**What you should do**
Every line of the entries below that mentions "title" is to be copied out.

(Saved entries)

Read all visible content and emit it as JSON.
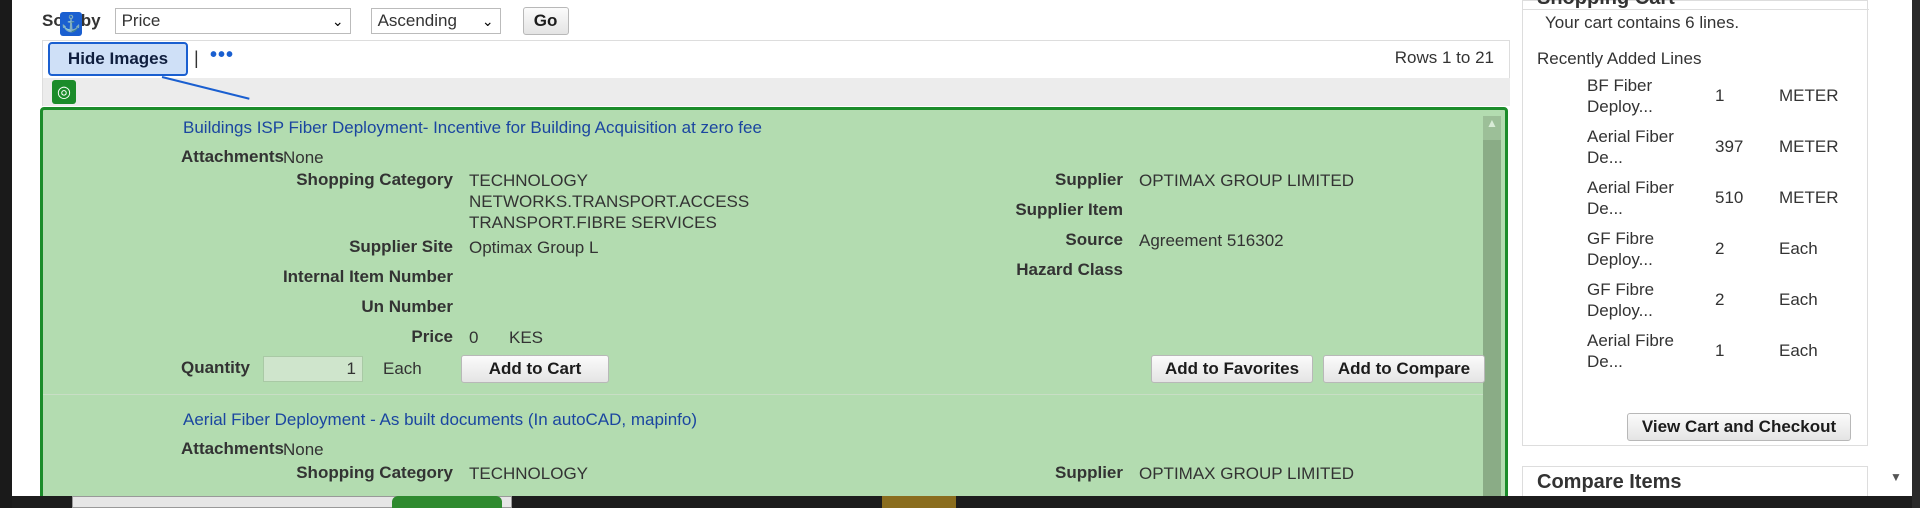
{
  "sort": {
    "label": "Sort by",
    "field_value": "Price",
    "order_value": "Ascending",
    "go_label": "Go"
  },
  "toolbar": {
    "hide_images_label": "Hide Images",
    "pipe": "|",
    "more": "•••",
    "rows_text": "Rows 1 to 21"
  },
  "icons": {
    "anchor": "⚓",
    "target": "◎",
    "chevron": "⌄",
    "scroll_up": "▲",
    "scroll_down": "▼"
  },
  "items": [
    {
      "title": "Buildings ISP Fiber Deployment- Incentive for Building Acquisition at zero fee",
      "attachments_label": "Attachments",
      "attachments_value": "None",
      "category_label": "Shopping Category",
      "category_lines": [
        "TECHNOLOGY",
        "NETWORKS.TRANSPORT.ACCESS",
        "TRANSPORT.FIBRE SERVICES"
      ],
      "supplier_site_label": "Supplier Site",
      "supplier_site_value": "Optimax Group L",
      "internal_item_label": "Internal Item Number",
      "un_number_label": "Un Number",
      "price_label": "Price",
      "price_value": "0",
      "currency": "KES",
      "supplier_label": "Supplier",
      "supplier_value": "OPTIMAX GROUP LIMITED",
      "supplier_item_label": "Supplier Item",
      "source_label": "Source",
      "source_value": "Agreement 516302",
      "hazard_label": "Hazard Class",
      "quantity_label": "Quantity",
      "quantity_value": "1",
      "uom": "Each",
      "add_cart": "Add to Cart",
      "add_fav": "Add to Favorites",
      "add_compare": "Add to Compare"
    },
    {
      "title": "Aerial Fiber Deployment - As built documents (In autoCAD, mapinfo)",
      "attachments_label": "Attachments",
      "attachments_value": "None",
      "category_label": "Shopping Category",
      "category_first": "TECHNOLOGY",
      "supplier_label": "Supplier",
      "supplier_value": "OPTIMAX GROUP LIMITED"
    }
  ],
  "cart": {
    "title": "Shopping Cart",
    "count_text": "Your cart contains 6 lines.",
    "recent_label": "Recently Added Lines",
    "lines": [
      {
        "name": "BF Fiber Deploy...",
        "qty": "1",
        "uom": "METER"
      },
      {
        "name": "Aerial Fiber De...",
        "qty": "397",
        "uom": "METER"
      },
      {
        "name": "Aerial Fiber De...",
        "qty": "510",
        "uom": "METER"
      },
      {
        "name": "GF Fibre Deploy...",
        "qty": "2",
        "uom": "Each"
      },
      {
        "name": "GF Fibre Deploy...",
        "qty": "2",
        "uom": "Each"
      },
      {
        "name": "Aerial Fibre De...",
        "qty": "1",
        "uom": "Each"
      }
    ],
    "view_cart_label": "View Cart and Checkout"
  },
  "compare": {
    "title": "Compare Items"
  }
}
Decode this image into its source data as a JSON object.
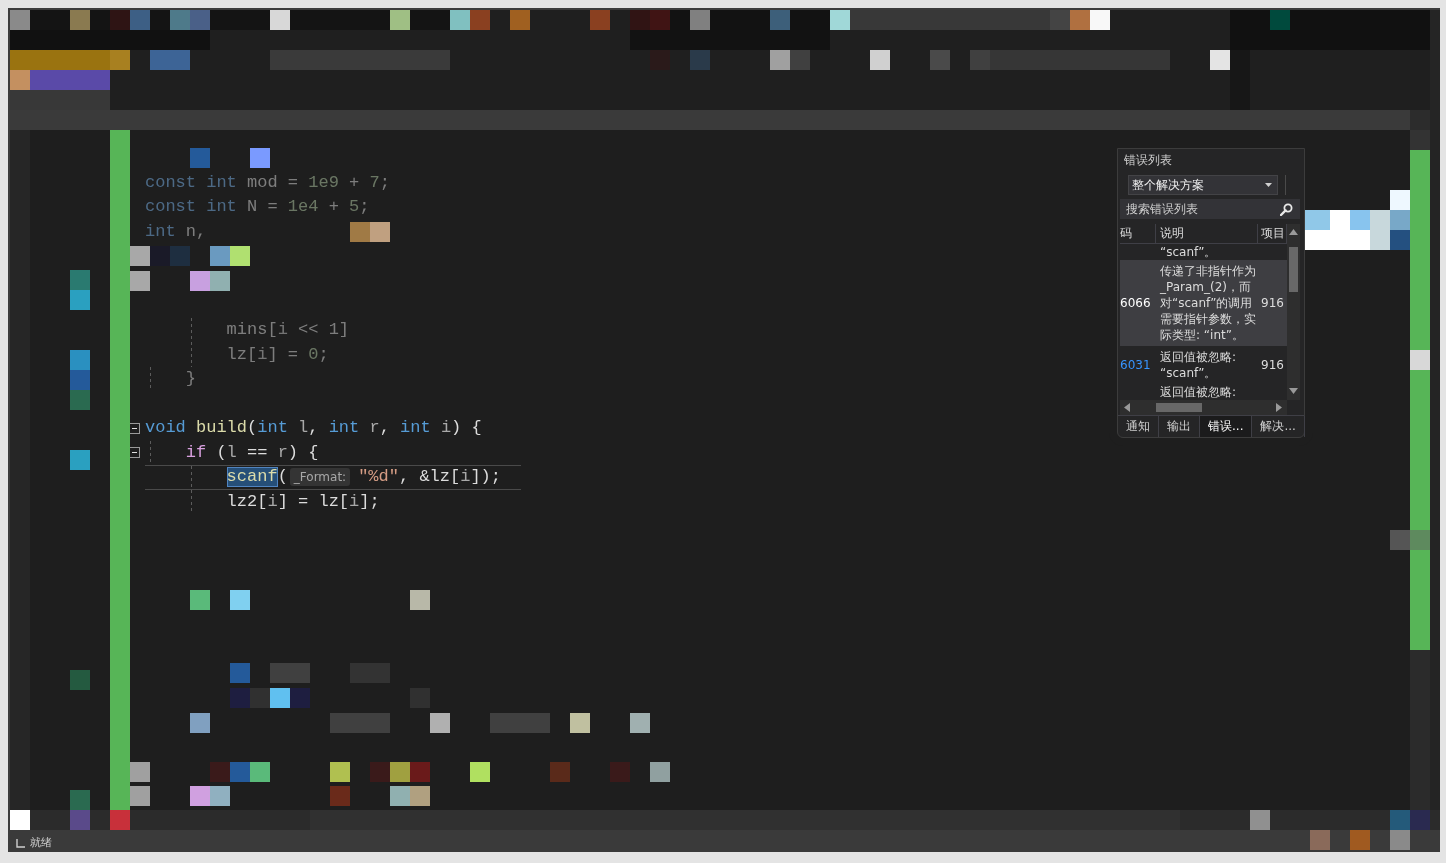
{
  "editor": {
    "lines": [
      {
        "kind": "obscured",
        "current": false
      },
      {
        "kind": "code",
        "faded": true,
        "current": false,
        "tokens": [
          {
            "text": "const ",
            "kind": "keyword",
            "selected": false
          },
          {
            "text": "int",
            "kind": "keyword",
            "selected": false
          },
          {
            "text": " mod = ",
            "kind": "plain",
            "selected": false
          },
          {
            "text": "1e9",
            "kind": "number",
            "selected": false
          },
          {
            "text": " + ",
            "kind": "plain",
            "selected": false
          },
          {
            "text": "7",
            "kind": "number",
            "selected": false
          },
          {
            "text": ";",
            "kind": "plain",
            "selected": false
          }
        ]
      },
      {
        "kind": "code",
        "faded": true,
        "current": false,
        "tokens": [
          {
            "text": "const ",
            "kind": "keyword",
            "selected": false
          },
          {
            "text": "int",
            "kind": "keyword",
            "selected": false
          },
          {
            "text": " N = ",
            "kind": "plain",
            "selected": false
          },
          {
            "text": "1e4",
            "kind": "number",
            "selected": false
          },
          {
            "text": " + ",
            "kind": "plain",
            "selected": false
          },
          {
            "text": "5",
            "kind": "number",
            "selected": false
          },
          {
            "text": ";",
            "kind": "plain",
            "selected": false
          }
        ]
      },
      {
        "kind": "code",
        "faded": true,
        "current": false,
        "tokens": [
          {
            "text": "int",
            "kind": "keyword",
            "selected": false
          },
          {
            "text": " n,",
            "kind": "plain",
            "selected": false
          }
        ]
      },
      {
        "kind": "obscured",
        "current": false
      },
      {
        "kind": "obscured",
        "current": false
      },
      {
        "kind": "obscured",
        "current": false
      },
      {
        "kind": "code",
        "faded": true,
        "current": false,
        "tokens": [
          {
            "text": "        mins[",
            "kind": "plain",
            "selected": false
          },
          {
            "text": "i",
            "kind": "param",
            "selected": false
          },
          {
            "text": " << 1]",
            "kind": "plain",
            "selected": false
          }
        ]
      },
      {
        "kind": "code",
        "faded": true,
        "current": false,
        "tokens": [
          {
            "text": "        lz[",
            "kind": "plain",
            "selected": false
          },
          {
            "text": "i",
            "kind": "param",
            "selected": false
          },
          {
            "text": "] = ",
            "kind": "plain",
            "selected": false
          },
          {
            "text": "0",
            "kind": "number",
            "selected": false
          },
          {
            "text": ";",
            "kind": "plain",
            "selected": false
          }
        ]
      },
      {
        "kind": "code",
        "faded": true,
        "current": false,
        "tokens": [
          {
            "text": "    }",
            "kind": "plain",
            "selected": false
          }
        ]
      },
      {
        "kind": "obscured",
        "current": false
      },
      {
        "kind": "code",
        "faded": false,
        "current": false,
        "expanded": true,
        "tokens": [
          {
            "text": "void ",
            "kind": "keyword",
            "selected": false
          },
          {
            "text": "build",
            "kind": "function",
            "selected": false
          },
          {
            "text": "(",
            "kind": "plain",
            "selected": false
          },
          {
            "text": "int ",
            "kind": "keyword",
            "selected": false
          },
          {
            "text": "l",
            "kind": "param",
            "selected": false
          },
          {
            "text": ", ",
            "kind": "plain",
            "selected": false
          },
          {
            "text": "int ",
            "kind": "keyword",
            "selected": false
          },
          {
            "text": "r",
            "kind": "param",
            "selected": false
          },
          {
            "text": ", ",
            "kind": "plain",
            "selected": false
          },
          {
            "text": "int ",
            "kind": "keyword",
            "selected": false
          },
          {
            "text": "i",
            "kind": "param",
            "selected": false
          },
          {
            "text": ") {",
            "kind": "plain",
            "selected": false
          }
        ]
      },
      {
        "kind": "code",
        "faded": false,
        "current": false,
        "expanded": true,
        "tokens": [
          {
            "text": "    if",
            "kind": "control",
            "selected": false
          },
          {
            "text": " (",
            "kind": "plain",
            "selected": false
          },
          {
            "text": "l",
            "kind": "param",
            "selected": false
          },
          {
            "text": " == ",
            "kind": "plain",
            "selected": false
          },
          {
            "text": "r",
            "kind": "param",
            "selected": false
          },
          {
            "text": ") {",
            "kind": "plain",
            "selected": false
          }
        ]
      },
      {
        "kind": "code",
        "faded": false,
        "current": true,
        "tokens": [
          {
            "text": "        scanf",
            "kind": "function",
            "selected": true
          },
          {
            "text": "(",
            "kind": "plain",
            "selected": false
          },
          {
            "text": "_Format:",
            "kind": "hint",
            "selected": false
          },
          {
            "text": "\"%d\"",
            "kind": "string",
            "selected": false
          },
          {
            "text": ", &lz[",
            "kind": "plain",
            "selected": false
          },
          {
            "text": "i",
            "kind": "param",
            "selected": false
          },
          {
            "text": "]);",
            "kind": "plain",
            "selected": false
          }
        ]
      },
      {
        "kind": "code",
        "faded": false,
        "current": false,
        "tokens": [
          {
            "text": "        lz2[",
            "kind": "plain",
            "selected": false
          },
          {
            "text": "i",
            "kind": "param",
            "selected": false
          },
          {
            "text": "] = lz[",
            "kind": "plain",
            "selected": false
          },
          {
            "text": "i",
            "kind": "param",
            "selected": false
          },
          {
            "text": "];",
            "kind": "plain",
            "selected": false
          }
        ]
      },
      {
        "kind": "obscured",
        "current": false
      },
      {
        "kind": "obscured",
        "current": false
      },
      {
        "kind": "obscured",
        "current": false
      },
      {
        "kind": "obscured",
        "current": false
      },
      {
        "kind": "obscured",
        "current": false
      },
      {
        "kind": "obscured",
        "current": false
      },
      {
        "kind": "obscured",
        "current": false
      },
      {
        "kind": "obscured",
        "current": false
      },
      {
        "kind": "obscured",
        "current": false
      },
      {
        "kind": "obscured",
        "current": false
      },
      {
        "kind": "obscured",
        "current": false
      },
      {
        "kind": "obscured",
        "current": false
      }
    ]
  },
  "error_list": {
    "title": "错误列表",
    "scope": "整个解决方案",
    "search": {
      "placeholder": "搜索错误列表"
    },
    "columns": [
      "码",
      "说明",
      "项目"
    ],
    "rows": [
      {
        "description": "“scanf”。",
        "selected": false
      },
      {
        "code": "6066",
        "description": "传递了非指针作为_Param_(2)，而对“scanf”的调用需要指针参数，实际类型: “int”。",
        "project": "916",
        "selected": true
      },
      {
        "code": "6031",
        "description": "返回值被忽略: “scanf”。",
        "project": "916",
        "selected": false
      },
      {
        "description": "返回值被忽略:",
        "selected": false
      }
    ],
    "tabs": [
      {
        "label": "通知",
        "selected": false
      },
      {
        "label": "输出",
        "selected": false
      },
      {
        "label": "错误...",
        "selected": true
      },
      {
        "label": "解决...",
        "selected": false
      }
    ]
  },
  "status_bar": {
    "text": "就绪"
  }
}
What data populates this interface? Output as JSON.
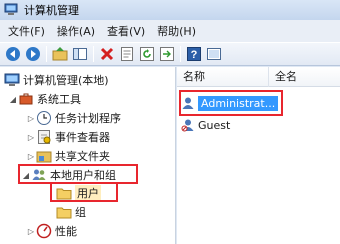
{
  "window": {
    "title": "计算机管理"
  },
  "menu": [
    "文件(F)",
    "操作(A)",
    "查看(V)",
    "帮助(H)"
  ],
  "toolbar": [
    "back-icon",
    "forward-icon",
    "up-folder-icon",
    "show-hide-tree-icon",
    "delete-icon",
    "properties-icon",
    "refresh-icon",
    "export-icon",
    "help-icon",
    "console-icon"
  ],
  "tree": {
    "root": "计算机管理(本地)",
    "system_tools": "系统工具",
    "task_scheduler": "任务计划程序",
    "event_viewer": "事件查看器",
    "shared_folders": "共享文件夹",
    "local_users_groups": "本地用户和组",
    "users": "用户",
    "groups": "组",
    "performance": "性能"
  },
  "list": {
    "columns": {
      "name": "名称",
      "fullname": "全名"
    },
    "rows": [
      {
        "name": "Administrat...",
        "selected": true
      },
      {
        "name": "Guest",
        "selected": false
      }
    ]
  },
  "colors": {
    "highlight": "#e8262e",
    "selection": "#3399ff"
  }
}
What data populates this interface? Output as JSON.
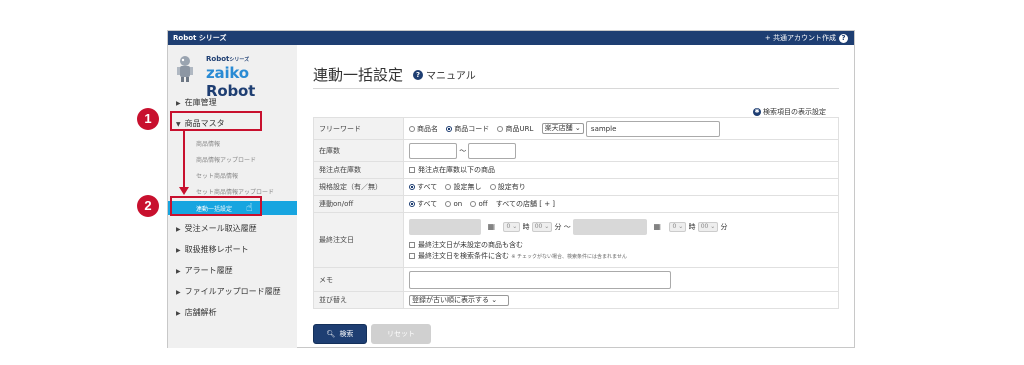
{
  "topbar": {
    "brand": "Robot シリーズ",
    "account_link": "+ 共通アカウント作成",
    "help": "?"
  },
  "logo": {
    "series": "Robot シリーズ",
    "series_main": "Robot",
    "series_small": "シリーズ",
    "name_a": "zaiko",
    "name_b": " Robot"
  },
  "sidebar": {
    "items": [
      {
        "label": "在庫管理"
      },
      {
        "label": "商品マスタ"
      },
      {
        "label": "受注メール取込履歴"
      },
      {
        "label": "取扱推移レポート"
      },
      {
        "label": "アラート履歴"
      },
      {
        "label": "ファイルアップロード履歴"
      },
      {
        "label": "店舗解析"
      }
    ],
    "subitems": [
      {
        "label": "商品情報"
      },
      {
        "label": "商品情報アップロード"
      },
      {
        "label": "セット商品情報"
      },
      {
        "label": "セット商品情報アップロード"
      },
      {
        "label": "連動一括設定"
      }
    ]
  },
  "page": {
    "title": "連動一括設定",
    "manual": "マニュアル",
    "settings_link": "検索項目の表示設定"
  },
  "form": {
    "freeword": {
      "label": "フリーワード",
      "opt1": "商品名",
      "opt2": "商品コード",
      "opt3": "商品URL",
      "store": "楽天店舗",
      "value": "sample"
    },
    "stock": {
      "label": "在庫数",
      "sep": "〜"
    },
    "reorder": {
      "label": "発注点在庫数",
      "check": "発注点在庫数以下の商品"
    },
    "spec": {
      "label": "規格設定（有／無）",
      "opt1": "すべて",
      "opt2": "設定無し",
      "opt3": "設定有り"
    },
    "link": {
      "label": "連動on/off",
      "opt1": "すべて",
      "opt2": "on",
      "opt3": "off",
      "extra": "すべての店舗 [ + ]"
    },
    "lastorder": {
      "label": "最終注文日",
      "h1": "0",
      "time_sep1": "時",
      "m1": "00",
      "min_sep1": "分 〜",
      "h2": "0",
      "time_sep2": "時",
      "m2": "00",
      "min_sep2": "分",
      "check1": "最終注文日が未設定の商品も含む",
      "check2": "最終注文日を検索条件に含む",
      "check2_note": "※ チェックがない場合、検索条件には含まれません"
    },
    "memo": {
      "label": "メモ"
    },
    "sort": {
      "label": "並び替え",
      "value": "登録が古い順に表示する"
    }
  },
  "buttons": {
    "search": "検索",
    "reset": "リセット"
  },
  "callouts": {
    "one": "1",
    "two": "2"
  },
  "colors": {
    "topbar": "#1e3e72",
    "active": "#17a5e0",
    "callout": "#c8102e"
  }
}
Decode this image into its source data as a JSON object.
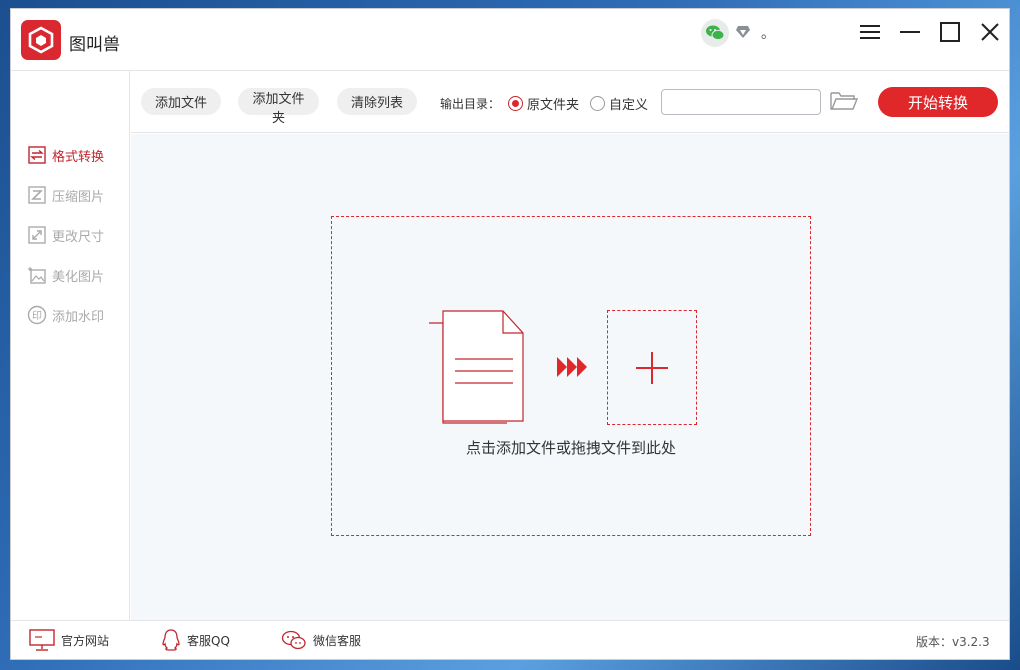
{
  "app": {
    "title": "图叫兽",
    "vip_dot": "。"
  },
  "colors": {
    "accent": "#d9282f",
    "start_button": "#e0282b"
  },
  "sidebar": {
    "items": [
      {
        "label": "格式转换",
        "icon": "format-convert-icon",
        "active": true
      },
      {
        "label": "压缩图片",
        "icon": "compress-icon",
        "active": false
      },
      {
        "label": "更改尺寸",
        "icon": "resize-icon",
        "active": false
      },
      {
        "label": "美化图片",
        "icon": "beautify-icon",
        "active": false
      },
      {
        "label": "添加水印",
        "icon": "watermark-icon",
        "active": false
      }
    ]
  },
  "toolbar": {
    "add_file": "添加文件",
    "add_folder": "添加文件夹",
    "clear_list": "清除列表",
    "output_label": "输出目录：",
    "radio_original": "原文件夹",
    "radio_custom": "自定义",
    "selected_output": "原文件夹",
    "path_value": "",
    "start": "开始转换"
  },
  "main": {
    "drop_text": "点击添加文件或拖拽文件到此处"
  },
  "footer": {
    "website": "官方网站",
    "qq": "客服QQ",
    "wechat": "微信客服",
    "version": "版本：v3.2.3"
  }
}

**Answer to this task**
      "title": "Buildings ISP Fiber Deployment- Incentive for Building Acquisition at zero fee",
      "title": "Aerial Fiber Deployment - As built documents (In autoCAD, mapinfo)",
    "title": "Shopping Cart",
    "title": "Compare Items"
    "title": "错误列表",
    "title": "计算机管理"
    "title": "連動一括設定",
    "title": "图叫兽",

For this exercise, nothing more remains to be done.